I think a lot of my friends are still finding the time to play console and PC games on a more regular basis than me, and their preferences are now the opposite of mine. They have little interest in either the 3DS or the Vita, whereas I find myself gravitating toward them more and more.

Smuggler

Force Test–Part 1: It’s All About Atmosphere

After spending a couple hours with the just-released, free-to-play version of Star Wars: The Old Republic, I’ve already seen some good, some not so good and some very intriguing things.

For starters, the cinematics in SWTOR are amazing. I had seen one of them before (the forest battle between troopers, Sith and Jedi), but the opening cinematic is stunning.

Once I got past the opening, I got to make my character. The transaction-based options are immediately apparent from the get go. While all of the classes are available to F2P players, only three of the species (Human, Cyborg and Zabrak) are available. Of course, you can purchase the other ones if you want. So, I made a female cyborg Smuggler, who is in league with the Galactic Republic.

The character customization options are decent, as there are several different versions of each feature to choose from (hair, eyes, etc.), but not the granular type of customization that offers infinite options for customization. Nonetheless, I was happy with the look of my character and moved on to the proper game.

The Galactic Republic storyline has its own cinematic, which was the one I’d seen before in previews (the aforementioned forest battle).

My storyline began as my character flew into Ord Mantell, a planet embroiled in a civil war. As soon as I began interacting with NPCs, the familiar Bioware conversation system came into play, and it works just as well here as in their other games. There wasn’t a lot of time for chit chat though, as there was a separatist attack going on that I needed to get out there and deal with.

Ironically, the combat is where I had the least amount of fun with the game in my first session. It’s very much the typical MMO style on combat–clicking on enemies, powers and abilities assigned to number keys, etc. The familiar pattern of ‘use an ability-wait for it to recharge-use it again’ feels the same in SWTOR as in other MMOs. I don’t know what I was expecting, but the combat is certainly not going to be the thing that keeps me coming back to SWTOR.
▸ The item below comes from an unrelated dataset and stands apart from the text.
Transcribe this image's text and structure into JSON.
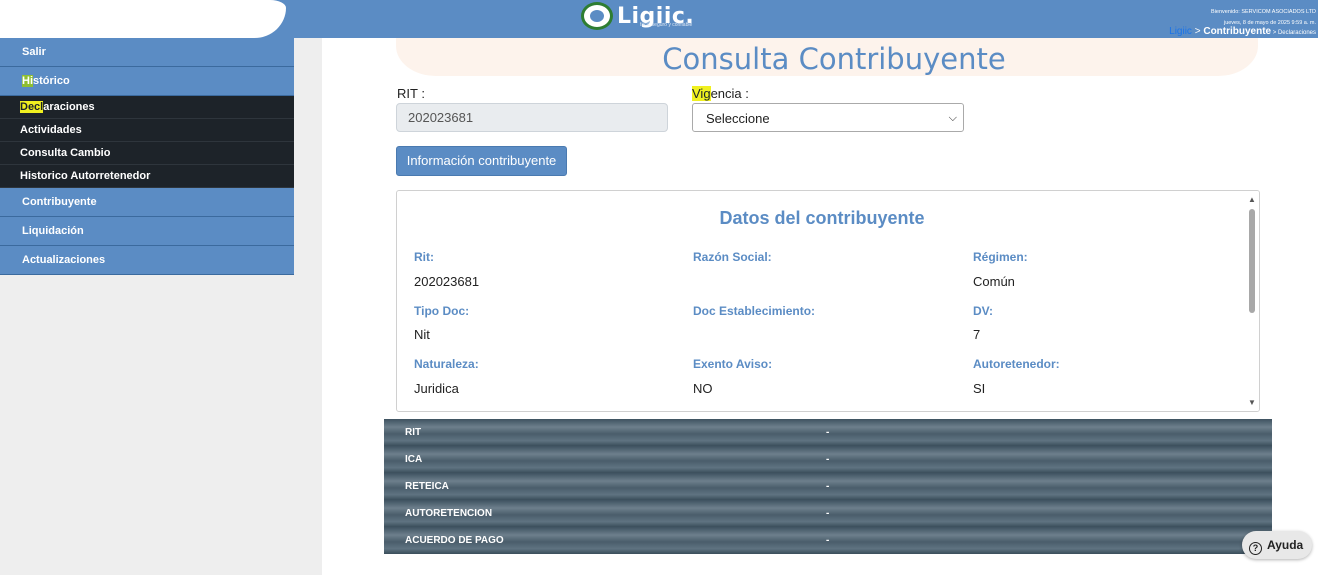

But I will be coming back, and it’s the rest of the SWTOR package that will be the reason. The Star Wars setting, the rich conversation system, and the desire to see my storyline play out are already making me think about this game when I’m not playing it.

I’ll spend some more time with it over the next week and be back to post again.